The existence of the Virginia Creeper Trail is an important reminder of a different kind of political climate and a different kind of congressional representation in Southwest Virginia, one focused more directly on the common good.

In the 1980s, Representative Rick Boucher secured federal money for Southwest Virginia. This represented a significant achievement for the 9th District. One element of the funds focused on recreational development.

The Creeper Trail is an excellent example of how that public funding was spent. It stretches 34 miles from Whitetop to Abingdon. Supporting local activists, Boucher secured $2 million to preserve the Creeper Trail as a National Recreation Trail and to improve its safety and usability.

This federal grant money for the Creeper Trail in 1982 helped transform the land into a major tourist asset today.

Travel to Damascus on most any spring, summer or fall day, and the tourist activity will be visible at local shops like Mojo’s, Mt. Rogers Outfitters, the Blue Blaze bicycle shuttle service and The Damascus Brewery. Over 250,000 people use the Creeper Trail every year, and Damascus, Abingdon and Washington County generate an estimated annual $25 million in tourism revenue. That kind of money is not small change. Growing tourism has inspired entrepreneurs and job seekers (mostly seasonal) and cultivated greater demand for the rich variety of crafts, artisans, scenic sights and festivals. According to the Virginia Tourism Corp.’s 2014 Economic Impact Report, Southwest Virginia generated nearly $971 million in tourism expenditures. The Creeper is no doubt one of the shiny gems in this substantial and growing industry.

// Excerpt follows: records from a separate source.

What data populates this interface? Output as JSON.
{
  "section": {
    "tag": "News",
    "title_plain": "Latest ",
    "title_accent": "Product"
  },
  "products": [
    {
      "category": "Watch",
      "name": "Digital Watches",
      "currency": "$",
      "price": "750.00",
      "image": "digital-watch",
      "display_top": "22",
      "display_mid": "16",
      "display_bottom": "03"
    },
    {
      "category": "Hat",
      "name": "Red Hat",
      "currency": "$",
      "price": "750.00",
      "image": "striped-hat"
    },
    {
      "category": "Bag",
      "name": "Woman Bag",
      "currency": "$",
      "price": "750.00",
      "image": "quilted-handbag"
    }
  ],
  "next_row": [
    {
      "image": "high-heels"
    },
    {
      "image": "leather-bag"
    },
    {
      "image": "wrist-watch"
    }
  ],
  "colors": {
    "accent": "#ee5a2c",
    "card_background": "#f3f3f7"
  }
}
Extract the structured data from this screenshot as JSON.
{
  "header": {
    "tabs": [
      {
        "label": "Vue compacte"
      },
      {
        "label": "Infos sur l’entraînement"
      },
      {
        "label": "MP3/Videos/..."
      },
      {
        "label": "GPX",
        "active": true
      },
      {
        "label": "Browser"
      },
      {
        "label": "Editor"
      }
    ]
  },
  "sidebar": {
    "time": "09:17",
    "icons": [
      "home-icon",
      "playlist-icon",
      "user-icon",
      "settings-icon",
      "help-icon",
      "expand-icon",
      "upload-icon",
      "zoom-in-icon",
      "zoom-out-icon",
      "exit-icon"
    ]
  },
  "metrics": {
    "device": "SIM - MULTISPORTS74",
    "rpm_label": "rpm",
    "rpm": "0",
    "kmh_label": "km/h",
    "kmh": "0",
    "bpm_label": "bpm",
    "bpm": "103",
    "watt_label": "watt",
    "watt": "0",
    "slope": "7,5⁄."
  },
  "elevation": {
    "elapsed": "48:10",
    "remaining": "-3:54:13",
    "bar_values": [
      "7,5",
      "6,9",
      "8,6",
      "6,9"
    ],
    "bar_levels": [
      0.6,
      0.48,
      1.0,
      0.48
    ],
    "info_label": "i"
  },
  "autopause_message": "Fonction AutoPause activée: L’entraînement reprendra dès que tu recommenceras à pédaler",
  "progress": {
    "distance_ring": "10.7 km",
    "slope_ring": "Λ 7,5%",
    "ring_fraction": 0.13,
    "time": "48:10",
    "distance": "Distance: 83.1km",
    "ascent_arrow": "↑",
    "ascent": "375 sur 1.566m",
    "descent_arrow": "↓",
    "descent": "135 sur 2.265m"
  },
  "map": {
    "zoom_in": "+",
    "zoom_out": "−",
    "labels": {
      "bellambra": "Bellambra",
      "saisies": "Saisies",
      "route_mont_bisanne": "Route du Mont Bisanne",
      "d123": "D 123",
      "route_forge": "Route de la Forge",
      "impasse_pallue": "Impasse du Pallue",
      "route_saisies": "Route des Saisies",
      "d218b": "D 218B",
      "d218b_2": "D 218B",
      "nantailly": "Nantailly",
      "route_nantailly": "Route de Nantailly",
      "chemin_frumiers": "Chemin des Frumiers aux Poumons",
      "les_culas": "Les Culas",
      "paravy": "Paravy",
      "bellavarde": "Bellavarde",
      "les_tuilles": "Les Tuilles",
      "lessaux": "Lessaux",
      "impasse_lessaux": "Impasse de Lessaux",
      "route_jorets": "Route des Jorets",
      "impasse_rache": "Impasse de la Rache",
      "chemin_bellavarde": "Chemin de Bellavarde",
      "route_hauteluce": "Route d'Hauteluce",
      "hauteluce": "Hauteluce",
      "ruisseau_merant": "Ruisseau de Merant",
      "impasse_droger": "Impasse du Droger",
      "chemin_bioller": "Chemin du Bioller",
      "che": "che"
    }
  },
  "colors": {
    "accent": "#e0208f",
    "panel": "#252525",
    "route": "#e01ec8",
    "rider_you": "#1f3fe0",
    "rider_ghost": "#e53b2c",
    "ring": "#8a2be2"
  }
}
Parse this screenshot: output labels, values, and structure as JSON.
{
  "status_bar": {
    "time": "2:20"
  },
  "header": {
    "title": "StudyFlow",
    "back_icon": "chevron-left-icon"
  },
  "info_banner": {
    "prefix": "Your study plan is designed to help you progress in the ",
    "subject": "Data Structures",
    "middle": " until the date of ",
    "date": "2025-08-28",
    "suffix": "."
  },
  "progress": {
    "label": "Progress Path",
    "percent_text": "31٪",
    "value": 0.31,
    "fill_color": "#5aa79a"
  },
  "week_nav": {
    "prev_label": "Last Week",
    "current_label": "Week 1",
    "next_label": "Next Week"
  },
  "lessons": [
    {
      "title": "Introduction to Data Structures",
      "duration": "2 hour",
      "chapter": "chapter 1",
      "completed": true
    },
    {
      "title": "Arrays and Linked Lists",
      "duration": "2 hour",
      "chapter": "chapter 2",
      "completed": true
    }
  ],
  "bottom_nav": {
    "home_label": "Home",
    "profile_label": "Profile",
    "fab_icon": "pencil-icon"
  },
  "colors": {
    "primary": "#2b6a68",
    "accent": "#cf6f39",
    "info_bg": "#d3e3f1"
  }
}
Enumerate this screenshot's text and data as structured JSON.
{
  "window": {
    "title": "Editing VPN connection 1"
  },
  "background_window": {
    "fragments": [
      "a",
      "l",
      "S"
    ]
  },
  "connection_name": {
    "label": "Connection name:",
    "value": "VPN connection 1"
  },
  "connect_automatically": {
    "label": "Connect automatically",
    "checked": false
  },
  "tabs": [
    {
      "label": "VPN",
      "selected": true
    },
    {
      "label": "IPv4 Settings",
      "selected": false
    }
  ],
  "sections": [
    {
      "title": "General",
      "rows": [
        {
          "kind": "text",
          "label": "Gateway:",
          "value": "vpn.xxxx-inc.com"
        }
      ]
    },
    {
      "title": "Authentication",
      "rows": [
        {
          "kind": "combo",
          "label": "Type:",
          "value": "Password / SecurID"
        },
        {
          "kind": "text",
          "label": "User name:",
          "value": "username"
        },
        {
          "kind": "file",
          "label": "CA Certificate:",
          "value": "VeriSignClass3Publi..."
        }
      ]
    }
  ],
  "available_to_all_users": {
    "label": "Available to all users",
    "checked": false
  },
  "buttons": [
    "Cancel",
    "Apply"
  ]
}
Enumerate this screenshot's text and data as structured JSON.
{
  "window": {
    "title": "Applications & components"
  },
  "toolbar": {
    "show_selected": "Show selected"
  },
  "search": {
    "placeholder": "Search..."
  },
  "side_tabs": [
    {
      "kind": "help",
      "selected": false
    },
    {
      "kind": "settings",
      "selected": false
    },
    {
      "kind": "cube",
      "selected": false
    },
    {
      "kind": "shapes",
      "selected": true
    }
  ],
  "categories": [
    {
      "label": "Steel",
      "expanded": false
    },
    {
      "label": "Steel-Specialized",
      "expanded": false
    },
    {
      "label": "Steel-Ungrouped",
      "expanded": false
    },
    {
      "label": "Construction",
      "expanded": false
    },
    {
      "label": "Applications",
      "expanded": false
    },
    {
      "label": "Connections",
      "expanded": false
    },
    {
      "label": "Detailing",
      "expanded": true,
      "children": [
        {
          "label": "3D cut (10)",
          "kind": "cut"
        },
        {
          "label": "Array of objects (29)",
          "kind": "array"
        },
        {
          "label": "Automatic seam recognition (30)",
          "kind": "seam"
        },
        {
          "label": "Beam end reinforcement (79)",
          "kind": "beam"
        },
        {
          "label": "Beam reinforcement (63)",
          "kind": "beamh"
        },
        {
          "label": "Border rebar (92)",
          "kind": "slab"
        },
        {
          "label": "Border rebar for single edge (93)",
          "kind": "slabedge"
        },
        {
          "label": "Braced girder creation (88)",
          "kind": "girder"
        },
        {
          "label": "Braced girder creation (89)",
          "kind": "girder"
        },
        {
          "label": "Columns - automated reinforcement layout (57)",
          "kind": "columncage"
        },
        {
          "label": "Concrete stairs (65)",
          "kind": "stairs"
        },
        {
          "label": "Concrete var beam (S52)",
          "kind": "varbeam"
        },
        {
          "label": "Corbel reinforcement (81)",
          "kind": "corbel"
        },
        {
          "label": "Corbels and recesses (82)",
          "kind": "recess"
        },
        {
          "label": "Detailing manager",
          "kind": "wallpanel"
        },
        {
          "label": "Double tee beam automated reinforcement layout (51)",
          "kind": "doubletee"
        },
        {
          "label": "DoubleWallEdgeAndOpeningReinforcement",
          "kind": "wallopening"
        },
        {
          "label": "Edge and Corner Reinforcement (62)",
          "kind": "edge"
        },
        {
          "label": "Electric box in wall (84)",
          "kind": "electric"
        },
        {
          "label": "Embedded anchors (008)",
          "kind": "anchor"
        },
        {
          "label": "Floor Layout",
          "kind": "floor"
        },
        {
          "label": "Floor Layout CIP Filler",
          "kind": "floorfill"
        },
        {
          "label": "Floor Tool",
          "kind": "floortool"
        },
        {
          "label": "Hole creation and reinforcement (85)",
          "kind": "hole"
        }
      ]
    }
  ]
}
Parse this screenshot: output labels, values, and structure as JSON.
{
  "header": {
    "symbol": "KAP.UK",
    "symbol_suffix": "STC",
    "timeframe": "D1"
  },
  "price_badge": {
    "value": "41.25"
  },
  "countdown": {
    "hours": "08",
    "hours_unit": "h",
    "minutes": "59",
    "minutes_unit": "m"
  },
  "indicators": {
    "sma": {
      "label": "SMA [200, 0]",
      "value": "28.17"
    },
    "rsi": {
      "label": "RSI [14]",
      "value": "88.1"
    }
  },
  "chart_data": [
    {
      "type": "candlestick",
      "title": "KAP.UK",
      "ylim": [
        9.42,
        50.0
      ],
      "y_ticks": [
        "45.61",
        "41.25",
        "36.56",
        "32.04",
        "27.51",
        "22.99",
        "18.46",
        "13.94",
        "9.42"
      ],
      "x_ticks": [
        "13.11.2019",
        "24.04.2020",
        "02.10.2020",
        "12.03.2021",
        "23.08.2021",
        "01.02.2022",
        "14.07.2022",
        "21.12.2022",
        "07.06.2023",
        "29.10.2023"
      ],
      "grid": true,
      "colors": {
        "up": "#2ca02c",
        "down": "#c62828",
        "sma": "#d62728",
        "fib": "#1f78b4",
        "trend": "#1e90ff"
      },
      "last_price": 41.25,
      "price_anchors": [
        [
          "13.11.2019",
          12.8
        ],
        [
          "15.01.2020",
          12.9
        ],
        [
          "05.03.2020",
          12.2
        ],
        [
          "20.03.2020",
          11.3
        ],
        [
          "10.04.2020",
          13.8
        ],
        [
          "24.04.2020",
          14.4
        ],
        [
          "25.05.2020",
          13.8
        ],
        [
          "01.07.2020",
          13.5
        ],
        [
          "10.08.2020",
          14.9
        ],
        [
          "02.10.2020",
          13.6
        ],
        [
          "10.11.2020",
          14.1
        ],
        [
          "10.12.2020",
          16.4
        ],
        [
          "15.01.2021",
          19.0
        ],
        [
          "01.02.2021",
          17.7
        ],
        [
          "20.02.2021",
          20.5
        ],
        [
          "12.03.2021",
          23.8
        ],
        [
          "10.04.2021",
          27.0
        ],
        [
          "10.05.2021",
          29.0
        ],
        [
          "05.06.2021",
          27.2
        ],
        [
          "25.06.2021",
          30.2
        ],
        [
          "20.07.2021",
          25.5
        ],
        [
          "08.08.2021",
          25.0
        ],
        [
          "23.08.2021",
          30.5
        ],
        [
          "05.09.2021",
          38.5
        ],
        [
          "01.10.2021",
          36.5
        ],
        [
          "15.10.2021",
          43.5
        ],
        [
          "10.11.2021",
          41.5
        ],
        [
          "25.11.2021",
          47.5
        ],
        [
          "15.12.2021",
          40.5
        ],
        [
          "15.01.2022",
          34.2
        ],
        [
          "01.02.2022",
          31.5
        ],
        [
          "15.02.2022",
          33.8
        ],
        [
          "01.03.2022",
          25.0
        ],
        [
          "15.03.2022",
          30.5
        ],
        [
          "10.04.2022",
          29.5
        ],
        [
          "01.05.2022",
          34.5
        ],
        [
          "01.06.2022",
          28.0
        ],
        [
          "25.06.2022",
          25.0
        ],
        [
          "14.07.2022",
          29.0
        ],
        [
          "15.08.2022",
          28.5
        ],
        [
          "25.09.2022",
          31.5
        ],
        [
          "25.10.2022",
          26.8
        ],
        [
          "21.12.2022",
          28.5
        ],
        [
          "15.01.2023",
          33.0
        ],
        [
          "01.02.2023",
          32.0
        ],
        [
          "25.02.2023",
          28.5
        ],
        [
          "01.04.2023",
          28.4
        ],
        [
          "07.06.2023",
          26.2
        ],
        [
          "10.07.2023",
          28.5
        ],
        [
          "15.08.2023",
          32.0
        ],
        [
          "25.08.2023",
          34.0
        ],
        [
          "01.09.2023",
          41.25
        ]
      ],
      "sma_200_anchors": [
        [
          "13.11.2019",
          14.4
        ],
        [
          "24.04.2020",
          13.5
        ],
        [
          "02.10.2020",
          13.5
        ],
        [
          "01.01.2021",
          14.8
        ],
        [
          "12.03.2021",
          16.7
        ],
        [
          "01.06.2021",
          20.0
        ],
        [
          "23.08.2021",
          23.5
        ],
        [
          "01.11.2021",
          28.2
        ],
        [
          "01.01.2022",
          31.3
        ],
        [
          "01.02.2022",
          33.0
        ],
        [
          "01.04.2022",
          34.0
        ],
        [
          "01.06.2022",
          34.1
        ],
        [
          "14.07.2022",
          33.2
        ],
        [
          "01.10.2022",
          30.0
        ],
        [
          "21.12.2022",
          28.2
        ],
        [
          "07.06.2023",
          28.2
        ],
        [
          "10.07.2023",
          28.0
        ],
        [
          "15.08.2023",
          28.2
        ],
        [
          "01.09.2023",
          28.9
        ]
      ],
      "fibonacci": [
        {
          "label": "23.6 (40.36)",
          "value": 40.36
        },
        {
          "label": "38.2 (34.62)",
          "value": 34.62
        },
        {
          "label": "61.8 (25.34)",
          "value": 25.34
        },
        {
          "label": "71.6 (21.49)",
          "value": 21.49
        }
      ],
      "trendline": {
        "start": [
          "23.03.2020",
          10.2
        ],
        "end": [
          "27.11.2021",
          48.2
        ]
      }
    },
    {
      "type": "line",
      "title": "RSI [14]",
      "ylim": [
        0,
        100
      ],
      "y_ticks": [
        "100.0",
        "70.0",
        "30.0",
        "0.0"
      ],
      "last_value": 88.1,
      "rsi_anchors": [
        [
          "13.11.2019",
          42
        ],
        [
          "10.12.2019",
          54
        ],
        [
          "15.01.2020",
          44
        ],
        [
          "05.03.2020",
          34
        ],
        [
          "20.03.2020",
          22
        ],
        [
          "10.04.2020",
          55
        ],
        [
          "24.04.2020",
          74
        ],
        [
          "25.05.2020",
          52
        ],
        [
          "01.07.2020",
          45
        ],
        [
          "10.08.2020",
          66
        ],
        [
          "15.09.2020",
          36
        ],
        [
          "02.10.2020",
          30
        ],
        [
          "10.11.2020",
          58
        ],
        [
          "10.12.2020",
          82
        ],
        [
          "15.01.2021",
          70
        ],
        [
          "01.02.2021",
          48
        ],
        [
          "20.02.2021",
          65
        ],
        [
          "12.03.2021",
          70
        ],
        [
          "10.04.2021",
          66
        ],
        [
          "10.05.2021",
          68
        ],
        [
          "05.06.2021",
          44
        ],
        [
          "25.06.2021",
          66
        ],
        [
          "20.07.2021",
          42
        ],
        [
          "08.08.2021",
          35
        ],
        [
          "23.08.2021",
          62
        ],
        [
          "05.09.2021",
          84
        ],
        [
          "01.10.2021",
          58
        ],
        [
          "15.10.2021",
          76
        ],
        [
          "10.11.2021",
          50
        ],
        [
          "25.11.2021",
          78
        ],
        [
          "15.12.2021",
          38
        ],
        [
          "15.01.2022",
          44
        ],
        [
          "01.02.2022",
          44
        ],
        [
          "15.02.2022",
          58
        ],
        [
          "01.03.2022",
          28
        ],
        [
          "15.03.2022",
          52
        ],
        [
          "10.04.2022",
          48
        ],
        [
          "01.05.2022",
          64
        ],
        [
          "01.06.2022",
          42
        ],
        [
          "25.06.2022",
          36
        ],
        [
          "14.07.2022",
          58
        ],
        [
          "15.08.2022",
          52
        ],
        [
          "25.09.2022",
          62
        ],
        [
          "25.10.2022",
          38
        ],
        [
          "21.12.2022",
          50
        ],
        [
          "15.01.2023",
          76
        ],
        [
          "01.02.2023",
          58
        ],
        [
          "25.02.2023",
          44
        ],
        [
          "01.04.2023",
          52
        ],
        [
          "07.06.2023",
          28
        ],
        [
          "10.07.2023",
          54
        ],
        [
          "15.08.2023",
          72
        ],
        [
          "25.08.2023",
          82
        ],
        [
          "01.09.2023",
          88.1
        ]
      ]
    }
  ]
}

Republicans and Democrats both used earmarks for decades to invest in their home districts and to persuade reluctant colleagues to vote for bills. For example, according to Freedom Works, the GOP-led House and Senate approved a total of 14,000 earmarks in 2005. This earmarked money accounted for half of one percent of federal spending, which is a relatively tiny portion. The Creeper was made possible by one comparatively tiny federal investment over three decades ago, and that investment has paid off many times over.

This tiny federal investment in Southwest Virginia should be remembered, for sometimes government can positively create local opportunities for business and development. The Creeper Trail is an example of a smart bet by committed local activists and federal representatives that benefits the common good.

Sometimes federal money is wasted. Two decades of continuous war in Iraq, Afghanistan and several other countries testifies to this. The notorious “bridge to nowhere” in Alaska came to popularly define wasteful pork spending.

But let’s not pretend that all investments are a waste; some turn out to be very profitable. I bet that most everyone around Damascus, Whitetop, Taylor’s Valley and Abingdon would agree that the Creeper Trail is a benefit to the local economy. Those residents would likely reflect that it was a good federal investment in 1982.

The political times have definitely changed, and we definitely have a different kind of political leadership. Barack Obama was elected as president in 2009, and the Tea Party emerged as staunch political opponents at the same time. Earmarked money became a taboo topic for congressional representatives, and Rep. Morgan Griffith, R-9th, rode into elected office on that political sentiment.

Griffith is part of a new political climate and a new kind of political leadership. Today, no federal money is available to revamp the Creeper Trail. Congress opposes earmarks as wasteful spending that only adds to the national debt. Congress does not see public and private value in some federal investments, like the Creeper Trail. Griffith talks about the very real and useful grant money that Boucher used to secure as if it were a child’s fantasy.

The success of the Creeper Trail today symbolizes a different kind of political environment and a different kind of political leadership of the past. Remembering how the Creeper Trail was made can help point to a different future, one where local activists and elected representatives work together to create economic opportunities that benefit the common good.

Jacob L. Stump is an author, professor and small business owner from Konnarock in Southwest Virginia. He currently serves as a term assistant professor at DePaul University’s Department of International Studies in Chicago.